Berber identification can be regional, cultural, linguistic or political, although in contemporary sociopolitics, it is more often linguistic. Self-identification tends to be more regional than the general term “Berber,” for example Shawi from the Aures Mountains or Setif province, Tuareg from Niger or Tuareg from Algeria, or Riffian from the Riff mountains in Morocco.
There are blond haired Berbers with blue or green eyes, black Berbers and everything in between Berbers. Berbers who look like other Mediterranean or West African peoples. Berbers were the first peoples to be called Africans (Ifriqiya).
There is a significant concentration of dolmens—megalithic burial monuments for the prominent dead—in northeast Algeria and the north of Tunisia; some date back to late Neolithic times This area is where Libyco-Berber writing originated, and it eventually became the nucleus of the Berber kingdom of Numidia. The Ancient Egyptians made several references to early battles with Libyan tribes (Berbers).
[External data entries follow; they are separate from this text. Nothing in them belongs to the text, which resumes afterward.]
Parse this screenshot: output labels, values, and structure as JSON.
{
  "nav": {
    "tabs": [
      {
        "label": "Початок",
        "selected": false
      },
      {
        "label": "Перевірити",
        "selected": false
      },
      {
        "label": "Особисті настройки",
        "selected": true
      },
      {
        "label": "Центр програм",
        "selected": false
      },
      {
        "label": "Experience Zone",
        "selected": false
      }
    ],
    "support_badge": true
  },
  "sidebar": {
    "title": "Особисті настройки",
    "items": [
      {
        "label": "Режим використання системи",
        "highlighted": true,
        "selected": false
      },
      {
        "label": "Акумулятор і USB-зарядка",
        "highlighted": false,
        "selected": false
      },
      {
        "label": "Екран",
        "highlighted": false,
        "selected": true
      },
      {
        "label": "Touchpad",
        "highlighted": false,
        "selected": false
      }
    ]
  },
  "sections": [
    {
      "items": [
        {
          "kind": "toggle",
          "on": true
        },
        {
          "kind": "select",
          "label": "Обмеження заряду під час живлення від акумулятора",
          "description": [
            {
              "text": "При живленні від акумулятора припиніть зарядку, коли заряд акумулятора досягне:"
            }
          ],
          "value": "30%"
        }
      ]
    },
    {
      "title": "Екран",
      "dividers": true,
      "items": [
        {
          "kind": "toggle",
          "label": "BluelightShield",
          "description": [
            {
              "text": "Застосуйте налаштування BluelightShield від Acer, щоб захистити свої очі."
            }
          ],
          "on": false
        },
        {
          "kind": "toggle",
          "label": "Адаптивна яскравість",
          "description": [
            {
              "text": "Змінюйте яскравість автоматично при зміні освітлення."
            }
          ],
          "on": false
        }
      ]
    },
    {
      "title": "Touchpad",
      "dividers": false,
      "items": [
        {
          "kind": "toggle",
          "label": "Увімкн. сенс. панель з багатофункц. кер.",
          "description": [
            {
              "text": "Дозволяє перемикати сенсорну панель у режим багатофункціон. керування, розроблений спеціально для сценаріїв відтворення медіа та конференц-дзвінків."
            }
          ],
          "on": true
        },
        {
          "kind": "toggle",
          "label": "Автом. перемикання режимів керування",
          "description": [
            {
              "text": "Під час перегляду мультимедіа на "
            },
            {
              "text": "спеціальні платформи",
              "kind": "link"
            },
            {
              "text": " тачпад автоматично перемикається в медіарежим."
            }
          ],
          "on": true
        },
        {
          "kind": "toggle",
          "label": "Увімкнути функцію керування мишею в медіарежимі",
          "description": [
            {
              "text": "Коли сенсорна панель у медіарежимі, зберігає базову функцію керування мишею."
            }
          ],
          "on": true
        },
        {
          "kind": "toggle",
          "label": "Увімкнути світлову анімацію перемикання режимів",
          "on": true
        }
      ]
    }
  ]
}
Further south in the Sahara, for thousands of years abundant rainfall replenished lakes and rivers. Human settlements with domesticated livestock clustered around water sources and lush green valleys. A dramatic climate change occurred during the fourth and early third millennium BC: global shifts in rainfall patterns initiated a gradual drying of the Sahara. Desertification was complete by 3000–2500 BC.
North Africa continued to be a part of Mediterranean trade and cultural exchange. In 1100 BC, seafaring people from Phoenicia (on the coast of modern-day Lebanon) began colonizing Berber settlements along coastal trade routes. The Phoenicians founded Carthage in the ninth century BC in what is now Tunisia. Berbers wrested control of Carthage from the Phoenicians in the sixth century BC. They established trading posts in Sicily, Spain, and on the southern coast of what is present-day France.
In 264 BC, Carthaginians intervened in a local dispute between Messena and Syracuse in Sicily. Rome, intent on empire expansion, objected to their presence in Sicily. The first Punic war was fought to establish strategic control of Corsica and Sicily, and then escalated into a clash of empires, which finally ended with the Third Punic War. Carthage was surrendered to Rome in 146 BC.
The same year, Romans established the province of Africa Proconsularis in Tunisia, northeastern Algeria, and the western coast of Libya. By middle of the first century AD, Roman hegemony of North Africa was firmly rooted. North Africa would become the breadbasket for Rome.
The kingdom of Numidia (west of Carthage, in present-day Algeria) and the kingdom of Mauritania in present-day Algeria and Morocco become Roman client states. The Romans called Numidians “Berbers” from barbara (or barbarians), a broad term for non-Latin-speaking peoples. The people of Mauritania were called “Maures,” from which the term Moors is derived.